- **Directions for this task**
Filter by the string "name": return the lines of the material that contain it.

- **Material to process**

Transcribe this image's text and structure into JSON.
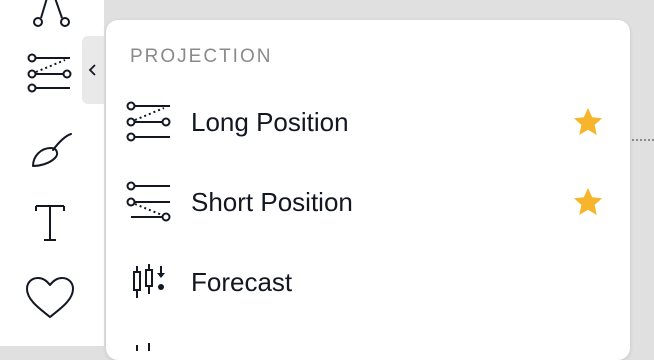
{
  "toolbar": {
    "tools": [
      {
        "name": "pattern-tool",
        "icon": "pattern-icon"
      },
      {
        "name": "projection-tool",
        "icon": "long-position-icon"
      },
      {
        "name": "brush-tool",
        "icon": "brush-icon"
      },
      {
        "name": "text-tool",
        "icon": "text-icon"
      },
      {
        "name": "favorites-tool",
        "icon": "heart-icon"
      }
    ],
    "expand_icon": "chevron-left-icon"
  },
  "menu": {
    "section_title": "PROJECTION",
    "items": [
      {
        "label": "Long Position",
        "icon": "long-position-icon",
        "favorite": true
      },
      {
        "label": "Short Position",
        "icon": "short-position-icon",
        "favorite": true
      },
      {
        "label": "Forecast",
        "icon": "forecast-icon",
        "favorite": false
      }
    ]
  },
  "colors": {
    "star": "#f7b52c",
    "text": "#131722",
    "section_title": "#8a8a8a"
  }
}
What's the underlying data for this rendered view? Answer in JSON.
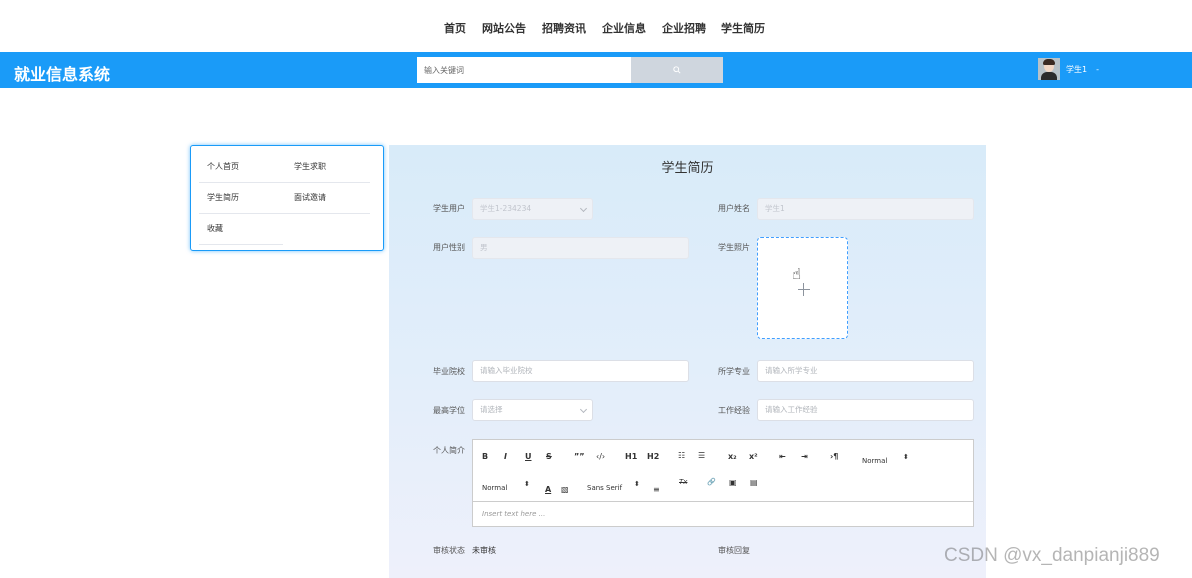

- **Reply to the task**
        "name": "pattern-tool",
        "name": "projection-tool",
        "name": "brush-tool",
        "name": "text-tool",
        "name": "favorites-tool",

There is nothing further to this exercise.